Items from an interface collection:

=-=-=-=-=

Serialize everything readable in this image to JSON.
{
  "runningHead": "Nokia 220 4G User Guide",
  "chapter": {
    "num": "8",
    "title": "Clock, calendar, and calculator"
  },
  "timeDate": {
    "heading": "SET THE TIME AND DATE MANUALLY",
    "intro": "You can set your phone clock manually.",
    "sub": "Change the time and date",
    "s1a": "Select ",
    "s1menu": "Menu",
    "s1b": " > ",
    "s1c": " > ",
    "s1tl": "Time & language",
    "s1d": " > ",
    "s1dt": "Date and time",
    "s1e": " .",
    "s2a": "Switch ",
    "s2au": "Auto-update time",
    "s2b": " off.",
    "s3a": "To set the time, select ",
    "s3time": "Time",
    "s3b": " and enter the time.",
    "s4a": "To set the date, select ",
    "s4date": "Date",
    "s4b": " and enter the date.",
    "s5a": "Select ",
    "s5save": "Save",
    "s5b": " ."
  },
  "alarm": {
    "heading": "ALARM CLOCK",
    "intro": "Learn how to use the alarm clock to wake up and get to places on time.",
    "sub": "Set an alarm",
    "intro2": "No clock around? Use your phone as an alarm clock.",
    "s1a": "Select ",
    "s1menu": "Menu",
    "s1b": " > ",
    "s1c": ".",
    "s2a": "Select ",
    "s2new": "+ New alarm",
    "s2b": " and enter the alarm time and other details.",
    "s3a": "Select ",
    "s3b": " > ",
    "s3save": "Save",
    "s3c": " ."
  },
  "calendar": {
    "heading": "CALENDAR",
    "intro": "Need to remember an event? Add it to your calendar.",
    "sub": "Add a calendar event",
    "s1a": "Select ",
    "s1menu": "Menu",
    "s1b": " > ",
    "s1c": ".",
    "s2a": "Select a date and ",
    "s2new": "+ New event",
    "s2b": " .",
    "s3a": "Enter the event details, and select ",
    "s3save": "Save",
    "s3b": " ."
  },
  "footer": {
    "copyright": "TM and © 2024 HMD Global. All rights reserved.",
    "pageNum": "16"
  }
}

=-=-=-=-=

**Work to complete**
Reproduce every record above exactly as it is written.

**Finished task**
Serialize everything readable in this image to JSON.
{
  "runningHead": "Nokia 220 4G User Guide",
  "chapter": {
    "num": "8",
    "title": "Clock, calendar, and calculator"
  },
  "timeDate": {
    "heading": "SET THE TIME AND DATE MANUALLY",
    "intro": "You can set your phone clock manually.",
    "sub": "Change the time and date",
    "s1a": "Select ",
    "s1menu": "Menu",
    "s1b": " > ",
    "s1c": " > ",
    "s1tl": "Time & language",
    "s1d": " > ",
    "s1dt": "Date and time",
    "s1e": " .",
    "s2a": "Switch ",
    "s2au": "Auto-update time",
    "s2b": " off.",
    "s3a": "To set the time, select ",
    "s3time": "Time",
    "s3b": " and enter the time.",
    "s4a": "To set the date, select ",
    "s4date": "Date",
    "s4b": " and enter the date.",
    "s5a": "Select ",
    "s5save": "Save",
    "s5b": " ."
  },
  "alarm": {
    "heading": "ALARM CLOCK",
    "intro": "Learn how to use the alarm clock to wake up and get to places on time.",
    "sub": "Set an alarm",
    "intro2": "No clock around? Use your phone as an alarm clock.",
    "s1a": "Select ",
    "s1menu": "Menu",
    "s1b": " > ",
    "s1c": ".",
    "s2a": "Select ",
    "s2new": "+ New alarm",
    "s2b": " and enter the alarm time and other details.",
    "s3a": "Select ",
    "s3b": " > ",
    "s3save": "Save",
    "s3c": " ."
  },
  "calendar": {
    "heading": "CALENDAR",
    "intro": "Need to remember an event? Add it to your calendar.",
    "sub": "Add a calendar event",
    "s1a": "Select ",
    "s1menu": "Menu",
    "s1b": " > ",
    "s1c": ".",
    "s2a": "Select a date and ",
    "s2new": "+ New event",
    "s2b": " .",
    "s3a": "Enter the event details, and select ",
    "s3save": "Save",
    "s3b": " ."
  },
  "footer": {
    "copyright": "TM and © 2024 HMD Global. All rights reserved.",
    "pageNum": "16"
  }
}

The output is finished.